### [Task prompt]
Your output should be an exact copy of the records, with no pictures in it.

### [Supplied data]
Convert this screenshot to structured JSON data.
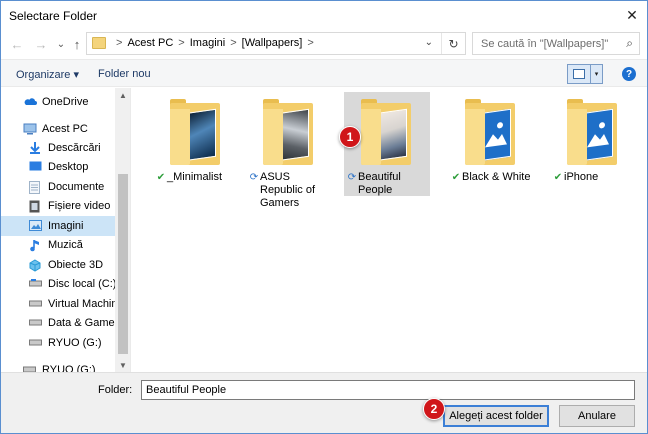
{
  "window": {
    "title": "Selectare Folder",
    "close_glyph": "✕"
  },
  "nav": {
    "back_glyph": "←",
    "forward_glyph": "→",
    "recent_glyph": "⌄",
    "up_glyph": "↑",
    "breadcrumbs": [
      "Acest PC",
      "Imagini",
      "[Wallpapers]"
    ],
    "crumb_sep": ">",
    "dropdown_glyph": "⌄",
    "refresh_glyph": "↻",
    "search_placeholder": "Se caută în \"[Wallpapers]\"",
    "search_glyph": "⌕"
  },
  "commandbar": {
    "organize": "Organizare ▾",
    "new_folder": "Folder nou",
    "view_dropdown_glyph": "▾",
    "help_glyph": "?"
  },
  "sidebar": {
    "items": [
      {
        "label": "OneDrive",
        "icon": "cloud-icon",
        "color": "#1a73d8"
      },
      {
        "label": "Acest PC",
        "icon": "computer-icon",
        "color": "#4a7fc1"
      },
      {
        "label": "Descărcări",
        "icon": "download-icon",
        "color": "#2a7de1"
      },
      {
        "label": "Desktop",
        "icon": "desktop-icon",
        "color": "#2a7de1"
      },
      {
        "label": "Documente",
        "icon": "documents-icon",
        "color": "#9fb3c8"
      },
      {
        "label": "Fișiere video",
        "icon": "video-icon",
        "color": "#6a6a6a"
      },
      {
        "label": "Imagini",
        "icon": "pictures-icon",
        "color": "#3e8ad6"
      },
      {
        "label": "Muzică",
        "icon": "music-icon",
        "color": "#2a7de1"
      },
      {
        "label": "Obiecte 3D",
        "icon": "objects3d-icon",
        "color": "#2a9bd6"
      },
      {
        "label": "Disc local (C:)",
        "icon": "drive-icon",
        "color": "#7a7a7a"
      },
      {
        "label": "Virtual Machines",
        "icon": "drive-icon",
        "color": "#7a7a7a"
      },
      {
        "label": "Data & Games (E",
        "icon": "drive-icon",
        "color": "#7a7a7a"
      },
      {
        "label": "RYUO (G:)",
        "icon": "drive-icon",
        "color": "#7a7a7a"
      },
      {
        "label": "RYUO (G:)",
        "icon": "drive-icon",
        "color": "#7a7a7a"
      }
    ],
    "selected_index": 6,
    "scroll_up_glyph": "▲",
    "scroll_down_glyph": "▼"
  },
  "folders": [
    {
      "name": "_Minimalist",
      "status": "ok",
      "status_glyph": "✔",
      "image_colors": [
        "#0b2a4a",
        "#4f86b8",
        "#0a1c30"
      ]
    },
    {
      "name": "ASUS Republic of Gamers",
      "status": "sync",
      "status_glyph": "⟳",
      "image_colors": [
        "#5b6066",
        "#c9ced4",
        "#3d4248"
      ]
    },
    {
      "name": "Beautiful People",
      "status": "sync",
      "status_glyph": "⟳",
      "image_colors": [
        "#d8d4d0",
        "#6b7d96",
        "#efe8e2"
      ]
    },
    {
      "name": "Black & White",
      "status": "ok",
      "status_glyph": "✔",
      "image_colors": [
        "#1e6fc8",
        "#ffffff",
        "#2a82e0"
      ]
    },
    {
      "name": "iPhone",
      "status": "ok",
      "status_glyph": "✔",
      "image_colors": [
        "#1e6fc8",
        "#ffffff",
        "#2a82e0"
      ]
    }
  ],
  "selected_folder_index": 2,
  "annotations": [
    "1",
    "2"
  ],
  "footer": {
    "folder_label": "Folder:",
    "folder_value": "Beautiful People",
    "select_button": "Alegeți acest folder",
    "cancel_button": "Anulare"
  },
  "colors": {
    "accent": "#3c7fd6",
    "selection": "#cce4f7",
    "badge": "#d0161a"
  }
}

### [Reply to the task]
Convert this screenshot to structured JSON data.
{
  "window": {
    "title": "Selectare Folder",
    "close_glyph": "✕"
  },
  "nav": {
    "back_glyph": "←",
    "forward_glyph": "→",
    "recent_glyph": "⌄",
    "up_glyph": "↑",
    "breadcrumbs": [
      "Acest PC",
      "Imagini",
      "[Wallpapers]"
    ],
    "crumb_sep": ">",
    "dropdown_glyph": "⌄",
    "refresh_glyph": "↻",
    "search_placeholder": "Se caută în \"[Wallpapers]\"",
    "search_glyph": "⌕"
  },
  "commandbar": {
    "organize": "Organizare ▾",
    "new_folder": "Folder nou",
    "view_dropdown_glyph": "▾",
    "help_glyph": "?"
  },
  "sidebar": {
    "items": [
      {
        "label": "OneDrive",
        "icon": "cloud-icon",
        "color": "#1a73d8"
      },
      {
        "label": "Acest PC",
        "icon": "computer-icon",
        "color": "#4a7fc1"
      },
      {
        "label": "Descărcări",
        "icon": "download-icon",
        "color": "#2a7de1"
      },
      {
        "label": "Desktop",
        "icon": "desktop-icon",
        "color": "#2a7de1"
      },
      {
        "label": "Documente",
        "icon": "documents-icon",
        "color": "#9fb3c8"
      },
      {
        "label": "Fișiere video",
        "icon": "video-icon",
        "color": "#6a6a6a"
      },
      {
        "label": "Imagini",
        "icon": "pictures-icon",
        "color": "#3e8ad6"
      },
      {
        "label": "Muzică",
        "icon": "music-icon",
        "color": "#2a7de1"
      },
      {
        "label": "Obiecte 3D",
        "icon": "objects3d-icon",
        "color": "#2a9bd6"
      },
      {
        "label": "Disc local (C:)",
        "icon": "drive-icon",
        "color": "#7a7a7a"
      },
      {
        "label": "Virtual Machines",
        "icon": "drive-icon",
        "color": "#7a7a7a"
      },
      {
        "label": "Data & Games (E",
        "icon": "drive-icon",
        "color": "#7a7a7a"
      },
      {
        "label": "RYUO (G:)",
        "icon": "drive-icon",
        "color": "#7a7a7a"
      },
      {
        "label": "RYUO (G:)",
        "icon": "drive-icon",
        "color": "#7a7a7a"
      }
    ],
    "selected_index": 6,
    "scroll_up_glyph": "▲",
    "scroll_down_glyph": "▼"
  },
  "folders": [
    {
      "name": "_Minimalist",
      "status": "ok",
      "status_glyph": "✔",
      "image_colors": [
        "#0b2a4a",
        "#4f86b8",
        "#0a1c30"
      ]
    },
    {
      "name": "ASUS Republic of Gamers",
      "status": "sync",
      "status_glyph": "⟳",
      "image_colors": [
        "#5b6066",
        "#c9ced4",
        "#3d4248"
      ]
    },
    {
      "name": "Beautiful People",
      "status": "sync",
      "status_glyph": "⟳",
      "image_colors": [
        "#d8d4d0",
        "#6b7d96",
        "#efe8e2"
      ]
    },
    {
      "name": "Black & White",
      "status": "ok",
      "status_glyph": "✔",
      "image_colors": [
        "#1e6fc8",
        "#ffffff",
        "#2a82e0"
      ]
    },
    {
      "name": "iPhone",
      "status": "ok",
      "status_glyph": "✔",
      "image_colors": [
        "#1e6fc8",
        "#ffffff",
        "#2a82e0"
      ]
    }
  ],
  "selected_folder_index": 2,
  "annotations": [
    "1",
    "2"
  ],
  "footer": {
    "folder_label": "Folder:",
    "folder_value": "Beautiful People",
    "select_button": "Alegeți acest folder",
    "cancel_button": "Anulare"
  },
  "colors": {
    "accent": "#3c7fd6",
    "selection": "#cce4f7",
    "badge": "#d0161a"
  }
}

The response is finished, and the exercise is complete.